## WORK INSTRUCTIONS
Find every line below where the string "messaging" shows up, and copy those lines.

━━━━━ RECORDS SUPPLIED

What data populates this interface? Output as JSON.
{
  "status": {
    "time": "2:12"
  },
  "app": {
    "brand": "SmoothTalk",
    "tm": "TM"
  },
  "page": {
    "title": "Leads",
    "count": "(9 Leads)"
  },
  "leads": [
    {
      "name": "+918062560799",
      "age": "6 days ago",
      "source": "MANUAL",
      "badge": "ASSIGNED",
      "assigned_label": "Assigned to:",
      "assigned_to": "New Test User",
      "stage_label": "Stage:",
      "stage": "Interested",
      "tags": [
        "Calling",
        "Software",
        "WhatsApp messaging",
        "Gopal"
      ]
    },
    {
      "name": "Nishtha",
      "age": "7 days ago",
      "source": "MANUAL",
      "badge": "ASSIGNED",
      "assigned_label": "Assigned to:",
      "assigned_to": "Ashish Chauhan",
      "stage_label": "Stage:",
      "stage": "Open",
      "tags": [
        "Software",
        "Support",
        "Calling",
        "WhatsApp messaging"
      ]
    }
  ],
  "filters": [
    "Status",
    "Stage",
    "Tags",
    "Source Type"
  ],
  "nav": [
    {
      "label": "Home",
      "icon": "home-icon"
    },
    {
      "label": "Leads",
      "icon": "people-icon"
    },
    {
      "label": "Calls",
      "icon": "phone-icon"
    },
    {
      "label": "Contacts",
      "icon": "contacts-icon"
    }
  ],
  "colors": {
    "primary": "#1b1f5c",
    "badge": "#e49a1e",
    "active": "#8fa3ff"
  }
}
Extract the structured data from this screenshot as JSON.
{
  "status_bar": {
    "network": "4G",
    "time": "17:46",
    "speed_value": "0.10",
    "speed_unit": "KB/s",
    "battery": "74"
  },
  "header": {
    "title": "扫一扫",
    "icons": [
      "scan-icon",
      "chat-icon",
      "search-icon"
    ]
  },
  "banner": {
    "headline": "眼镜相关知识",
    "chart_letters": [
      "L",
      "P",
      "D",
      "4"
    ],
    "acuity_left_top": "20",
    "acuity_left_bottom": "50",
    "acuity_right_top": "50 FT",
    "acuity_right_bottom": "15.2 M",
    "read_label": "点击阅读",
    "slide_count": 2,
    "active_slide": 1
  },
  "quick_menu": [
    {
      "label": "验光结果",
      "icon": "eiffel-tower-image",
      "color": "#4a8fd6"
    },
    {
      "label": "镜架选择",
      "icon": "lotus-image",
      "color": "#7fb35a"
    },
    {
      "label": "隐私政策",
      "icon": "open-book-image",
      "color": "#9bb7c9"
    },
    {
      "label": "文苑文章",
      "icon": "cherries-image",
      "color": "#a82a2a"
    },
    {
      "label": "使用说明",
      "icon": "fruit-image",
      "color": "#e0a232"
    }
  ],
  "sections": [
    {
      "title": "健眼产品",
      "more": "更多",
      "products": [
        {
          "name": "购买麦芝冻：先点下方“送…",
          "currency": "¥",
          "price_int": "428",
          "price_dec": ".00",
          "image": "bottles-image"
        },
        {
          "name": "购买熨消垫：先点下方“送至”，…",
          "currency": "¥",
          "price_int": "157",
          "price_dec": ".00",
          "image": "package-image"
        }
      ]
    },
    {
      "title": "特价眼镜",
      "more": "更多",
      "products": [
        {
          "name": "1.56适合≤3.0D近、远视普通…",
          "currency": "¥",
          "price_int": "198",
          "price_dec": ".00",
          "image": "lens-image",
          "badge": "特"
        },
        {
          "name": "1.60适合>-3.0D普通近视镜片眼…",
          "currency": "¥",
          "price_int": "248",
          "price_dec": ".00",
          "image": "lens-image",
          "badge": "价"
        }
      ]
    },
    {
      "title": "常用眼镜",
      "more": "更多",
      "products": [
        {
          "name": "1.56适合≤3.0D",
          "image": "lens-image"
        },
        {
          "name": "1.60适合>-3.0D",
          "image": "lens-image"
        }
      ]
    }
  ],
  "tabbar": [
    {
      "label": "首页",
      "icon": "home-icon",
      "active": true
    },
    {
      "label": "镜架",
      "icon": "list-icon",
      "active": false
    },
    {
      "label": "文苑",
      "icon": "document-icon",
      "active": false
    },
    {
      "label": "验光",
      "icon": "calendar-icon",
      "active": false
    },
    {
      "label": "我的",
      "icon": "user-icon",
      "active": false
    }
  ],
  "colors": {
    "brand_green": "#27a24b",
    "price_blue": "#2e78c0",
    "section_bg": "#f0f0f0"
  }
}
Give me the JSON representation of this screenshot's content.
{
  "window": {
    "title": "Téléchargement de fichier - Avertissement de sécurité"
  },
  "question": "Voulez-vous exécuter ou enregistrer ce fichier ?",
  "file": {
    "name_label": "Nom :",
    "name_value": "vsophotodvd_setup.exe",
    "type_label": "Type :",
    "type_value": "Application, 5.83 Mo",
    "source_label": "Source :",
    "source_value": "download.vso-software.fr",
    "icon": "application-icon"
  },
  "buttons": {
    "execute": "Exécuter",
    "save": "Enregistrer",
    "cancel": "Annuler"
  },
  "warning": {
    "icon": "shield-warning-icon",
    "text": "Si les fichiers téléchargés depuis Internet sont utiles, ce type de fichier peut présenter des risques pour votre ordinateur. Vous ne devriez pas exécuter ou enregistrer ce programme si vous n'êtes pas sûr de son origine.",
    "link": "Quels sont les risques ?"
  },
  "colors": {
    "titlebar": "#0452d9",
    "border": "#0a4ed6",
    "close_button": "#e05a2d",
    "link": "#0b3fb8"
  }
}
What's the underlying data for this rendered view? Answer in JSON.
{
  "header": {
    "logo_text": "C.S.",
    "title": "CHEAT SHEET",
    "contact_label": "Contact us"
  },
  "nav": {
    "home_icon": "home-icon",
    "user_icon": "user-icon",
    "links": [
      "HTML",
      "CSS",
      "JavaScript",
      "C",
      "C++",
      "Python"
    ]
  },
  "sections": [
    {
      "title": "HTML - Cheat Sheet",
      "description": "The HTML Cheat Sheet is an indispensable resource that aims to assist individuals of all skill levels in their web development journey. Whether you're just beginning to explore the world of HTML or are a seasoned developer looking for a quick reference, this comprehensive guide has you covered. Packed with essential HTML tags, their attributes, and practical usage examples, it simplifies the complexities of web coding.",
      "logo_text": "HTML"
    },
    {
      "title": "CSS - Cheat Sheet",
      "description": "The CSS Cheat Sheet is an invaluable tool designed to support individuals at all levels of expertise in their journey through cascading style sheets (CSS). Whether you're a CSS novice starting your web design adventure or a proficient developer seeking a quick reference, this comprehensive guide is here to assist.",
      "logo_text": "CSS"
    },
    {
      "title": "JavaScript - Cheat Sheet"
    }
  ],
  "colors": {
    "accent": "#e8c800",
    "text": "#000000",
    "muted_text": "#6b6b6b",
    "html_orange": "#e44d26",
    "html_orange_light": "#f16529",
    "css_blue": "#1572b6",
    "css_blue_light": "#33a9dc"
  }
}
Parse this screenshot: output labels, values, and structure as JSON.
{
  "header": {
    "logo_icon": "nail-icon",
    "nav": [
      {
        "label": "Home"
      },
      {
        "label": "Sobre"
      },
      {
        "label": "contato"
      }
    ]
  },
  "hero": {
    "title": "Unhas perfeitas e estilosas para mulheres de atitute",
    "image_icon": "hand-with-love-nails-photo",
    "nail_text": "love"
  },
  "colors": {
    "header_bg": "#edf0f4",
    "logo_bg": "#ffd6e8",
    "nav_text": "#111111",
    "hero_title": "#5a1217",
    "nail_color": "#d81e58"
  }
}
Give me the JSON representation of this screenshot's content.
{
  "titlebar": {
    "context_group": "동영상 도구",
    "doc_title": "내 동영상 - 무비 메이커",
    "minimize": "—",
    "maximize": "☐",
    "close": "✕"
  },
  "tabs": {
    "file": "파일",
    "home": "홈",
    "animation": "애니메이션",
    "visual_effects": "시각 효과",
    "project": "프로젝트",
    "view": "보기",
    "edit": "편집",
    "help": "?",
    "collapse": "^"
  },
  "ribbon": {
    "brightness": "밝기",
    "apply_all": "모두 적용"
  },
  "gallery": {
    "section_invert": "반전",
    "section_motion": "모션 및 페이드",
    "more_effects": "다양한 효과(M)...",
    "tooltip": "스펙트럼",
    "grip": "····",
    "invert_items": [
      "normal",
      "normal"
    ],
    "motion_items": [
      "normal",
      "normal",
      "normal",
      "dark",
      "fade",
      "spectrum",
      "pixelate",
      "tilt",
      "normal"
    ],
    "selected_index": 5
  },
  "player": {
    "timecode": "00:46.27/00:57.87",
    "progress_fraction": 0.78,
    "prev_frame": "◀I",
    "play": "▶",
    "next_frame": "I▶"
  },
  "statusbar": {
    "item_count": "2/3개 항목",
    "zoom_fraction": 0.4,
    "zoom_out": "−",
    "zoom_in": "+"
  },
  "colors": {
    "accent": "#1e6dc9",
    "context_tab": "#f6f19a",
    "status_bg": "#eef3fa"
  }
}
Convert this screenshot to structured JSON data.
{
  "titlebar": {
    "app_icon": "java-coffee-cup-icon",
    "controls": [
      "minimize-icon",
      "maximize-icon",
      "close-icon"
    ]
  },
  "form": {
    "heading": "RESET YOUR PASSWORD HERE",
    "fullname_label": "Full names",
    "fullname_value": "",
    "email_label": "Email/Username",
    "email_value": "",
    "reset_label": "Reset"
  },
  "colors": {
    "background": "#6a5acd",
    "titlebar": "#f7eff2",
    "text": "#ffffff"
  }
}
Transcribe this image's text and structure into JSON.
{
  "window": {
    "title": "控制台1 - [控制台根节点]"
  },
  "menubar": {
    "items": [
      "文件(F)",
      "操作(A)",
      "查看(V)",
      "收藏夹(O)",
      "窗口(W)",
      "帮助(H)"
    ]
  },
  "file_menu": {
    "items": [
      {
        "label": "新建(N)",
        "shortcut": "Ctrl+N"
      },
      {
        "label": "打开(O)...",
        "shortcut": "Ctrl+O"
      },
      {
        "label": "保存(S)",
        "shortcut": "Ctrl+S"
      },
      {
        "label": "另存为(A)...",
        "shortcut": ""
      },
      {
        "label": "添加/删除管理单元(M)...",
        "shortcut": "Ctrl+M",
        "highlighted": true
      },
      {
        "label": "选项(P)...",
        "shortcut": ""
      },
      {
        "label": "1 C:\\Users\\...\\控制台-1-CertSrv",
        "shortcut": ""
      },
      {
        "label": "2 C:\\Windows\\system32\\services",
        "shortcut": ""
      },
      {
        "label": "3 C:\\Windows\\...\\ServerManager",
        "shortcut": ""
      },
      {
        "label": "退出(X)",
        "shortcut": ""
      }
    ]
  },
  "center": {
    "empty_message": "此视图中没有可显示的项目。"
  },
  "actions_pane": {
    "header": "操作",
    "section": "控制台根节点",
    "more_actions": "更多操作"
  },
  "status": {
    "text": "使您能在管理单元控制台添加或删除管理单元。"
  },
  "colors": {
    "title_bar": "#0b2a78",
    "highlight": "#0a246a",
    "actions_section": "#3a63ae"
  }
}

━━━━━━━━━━

## TASK SOLUTION
        "WhatsApp messaging",
        "WhatsApp messaging"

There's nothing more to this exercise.